In the records below, count every line that includes the word "button". Provide the total alone.
^^^^
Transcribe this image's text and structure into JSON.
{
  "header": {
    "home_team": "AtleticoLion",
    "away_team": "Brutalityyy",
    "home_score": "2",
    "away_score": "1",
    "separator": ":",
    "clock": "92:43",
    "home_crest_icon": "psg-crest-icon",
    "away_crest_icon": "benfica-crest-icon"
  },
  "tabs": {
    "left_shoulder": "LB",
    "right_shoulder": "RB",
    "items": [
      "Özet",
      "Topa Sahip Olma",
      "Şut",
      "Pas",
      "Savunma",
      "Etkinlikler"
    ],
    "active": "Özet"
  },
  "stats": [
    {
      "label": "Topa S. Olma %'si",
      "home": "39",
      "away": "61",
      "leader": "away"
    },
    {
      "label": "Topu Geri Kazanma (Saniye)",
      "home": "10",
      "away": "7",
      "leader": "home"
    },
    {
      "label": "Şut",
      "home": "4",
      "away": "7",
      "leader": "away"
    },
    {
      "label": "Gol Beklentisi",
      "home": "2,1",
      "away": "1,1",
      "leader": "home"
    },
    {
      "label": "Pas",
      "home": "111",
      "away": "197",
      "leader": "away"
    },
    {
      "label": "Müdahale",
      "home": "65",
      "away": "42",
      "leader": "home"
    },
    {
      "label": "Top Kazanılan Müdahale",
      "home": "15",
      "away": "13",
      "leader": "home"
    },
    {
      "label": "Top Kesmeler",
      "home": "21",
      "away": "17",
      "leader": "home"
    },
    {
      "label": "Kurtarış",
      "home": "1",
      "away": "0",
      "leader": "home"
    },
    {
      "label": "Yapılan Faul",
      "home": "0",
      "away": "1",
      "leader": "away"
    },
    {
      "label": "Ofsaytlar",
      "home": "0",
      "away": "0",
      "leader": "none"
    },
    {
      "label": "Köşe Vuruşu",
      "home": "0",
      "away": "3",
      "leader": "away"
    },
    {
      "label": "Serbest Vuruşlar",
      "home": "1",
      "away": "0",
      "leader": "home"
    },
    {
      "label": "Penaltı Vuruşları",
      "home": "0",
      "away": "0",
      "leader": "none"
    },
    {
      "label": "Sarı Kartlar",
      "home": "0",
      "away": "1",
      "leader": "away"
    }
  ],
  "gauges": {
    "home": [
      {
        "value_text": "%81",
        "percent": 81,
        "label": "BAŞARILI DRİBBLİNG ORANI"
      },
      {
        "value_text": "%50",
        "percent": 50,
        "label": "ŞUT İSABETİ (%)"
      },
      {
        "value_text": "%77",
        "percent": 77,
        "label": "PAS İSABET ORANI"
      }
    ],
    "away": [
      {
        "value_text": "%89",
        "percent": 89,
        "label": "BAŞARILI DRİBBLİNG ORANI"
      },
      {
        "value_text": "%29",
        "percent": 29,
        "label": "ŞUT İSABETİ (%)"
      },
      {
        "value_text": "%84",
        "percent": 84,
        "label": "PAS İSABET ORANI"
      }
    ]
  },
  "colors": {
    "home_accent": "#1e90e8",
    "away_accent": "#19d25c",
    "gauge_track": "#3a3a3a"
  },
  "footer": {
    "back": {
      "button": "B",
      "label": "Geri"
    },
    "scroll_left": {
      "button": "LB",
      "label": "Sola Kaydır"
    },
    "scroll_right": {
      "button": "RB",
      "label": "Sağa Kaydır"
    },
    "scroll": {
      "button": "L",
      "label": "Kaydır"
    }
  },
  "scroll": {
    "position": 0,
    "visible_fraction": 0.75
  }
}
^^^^
Response to this exercise » 4